## Entries from a dataset of interfaces
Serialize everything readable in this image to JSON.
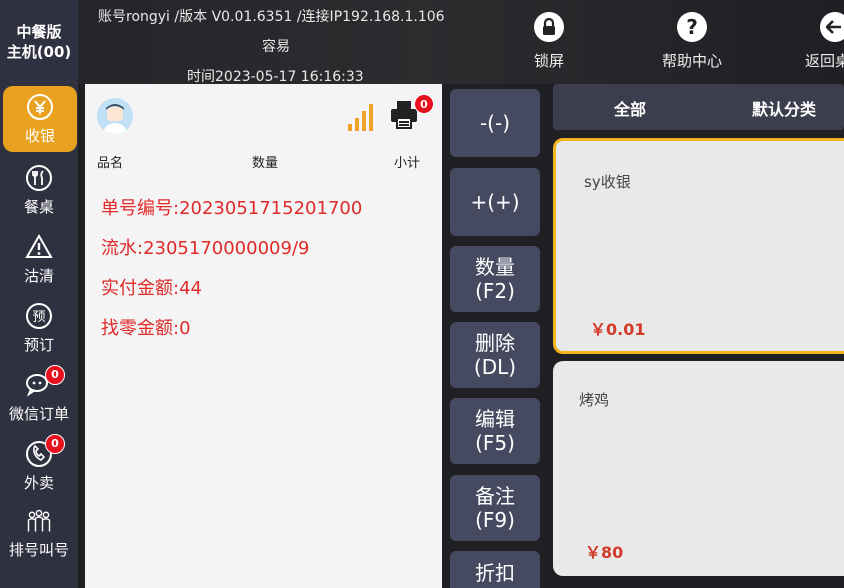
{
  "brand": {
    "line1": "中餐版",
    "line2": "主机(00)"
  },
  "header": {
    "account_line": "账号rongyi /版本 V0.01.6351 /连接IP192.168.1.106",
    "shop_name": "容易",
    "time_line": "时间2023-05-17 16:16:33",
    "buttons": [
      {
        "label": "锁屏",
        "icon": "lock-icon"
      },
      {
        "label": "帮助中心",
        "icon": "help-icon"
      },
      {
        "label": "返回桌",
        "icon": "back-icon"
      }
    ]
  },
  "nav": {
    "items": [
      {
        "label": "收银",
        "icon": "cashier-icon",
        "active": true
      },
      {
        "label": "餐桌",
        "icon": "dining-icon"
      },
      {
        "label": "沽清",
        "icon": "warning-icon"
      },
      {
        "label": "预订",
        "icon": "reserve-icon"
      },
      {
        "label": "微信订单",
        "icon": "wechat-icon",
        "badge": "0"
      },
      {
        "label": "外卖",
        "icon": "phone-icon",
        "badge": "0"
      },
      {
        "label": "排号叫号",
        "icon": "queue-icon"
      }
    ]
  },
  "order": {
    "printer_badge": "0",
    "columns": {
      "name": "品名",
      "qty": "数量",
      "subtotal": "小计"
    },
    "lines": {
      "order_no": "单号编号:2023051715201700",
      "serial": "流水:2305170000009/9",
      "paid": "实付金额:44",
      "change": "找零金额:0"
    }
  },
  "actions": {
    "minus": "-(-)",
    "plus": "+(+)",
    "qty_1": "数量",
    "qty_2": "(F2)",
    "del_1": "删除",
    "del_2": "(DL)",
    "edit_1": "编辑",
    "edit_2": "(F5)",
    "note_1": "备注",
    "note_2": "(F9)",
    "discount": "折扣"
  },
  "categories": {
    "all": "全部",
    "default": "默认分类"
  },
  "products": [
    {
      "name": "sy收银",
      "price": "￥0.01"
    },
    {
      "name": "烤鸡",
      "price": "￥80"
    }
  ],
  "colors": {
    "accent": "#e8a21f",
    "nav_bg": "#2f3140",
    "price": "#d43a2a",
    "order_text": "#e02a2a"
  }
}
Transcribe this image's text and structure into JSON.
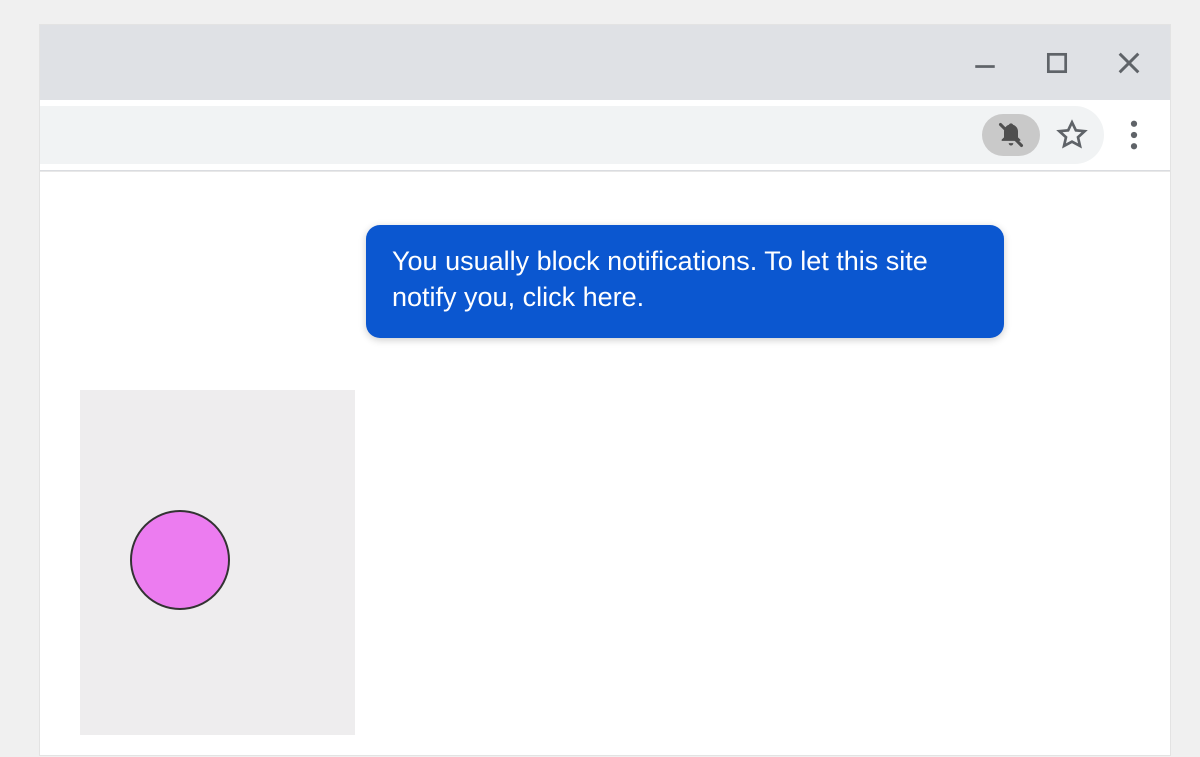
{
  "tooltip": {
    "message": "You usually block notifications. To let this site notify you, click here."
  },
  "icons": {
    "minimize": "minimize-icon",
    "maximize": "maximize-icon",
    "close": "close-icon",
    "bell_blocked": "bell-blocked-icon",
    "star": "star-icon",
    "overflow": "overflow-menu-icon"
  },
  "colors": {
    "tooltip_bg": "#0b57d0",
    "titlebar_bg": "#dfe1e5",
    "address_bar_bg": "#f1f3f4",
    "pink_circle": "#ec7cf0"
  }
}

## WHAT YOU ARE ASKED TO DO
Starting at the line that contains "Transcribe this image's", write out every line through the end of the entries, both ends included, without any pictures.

## TASK OUTPUT
Transcribe this image's text and structure into JSON.
{
  "tooltip": {
    "message": "You usually block notifications. To let this site notify you, click here."
  },
  "icons": {
    "minimize": "minimize-icon",
    "maximize": "maximize-icon",
    "close": "close-icon",
    "bell_blocked": "bell-blocked-icon",
    "star": "star-icon",
    "overflow": "overflow-menu-icon"
  },
  "colors": {
    "tooltip_bg": "#0b57d0",
    "titlebar_bg": "#dfe1e5",
    "address_bar_bg": "#f1f3f4",
    "pink_circle": "#ec7cf0"
  }
}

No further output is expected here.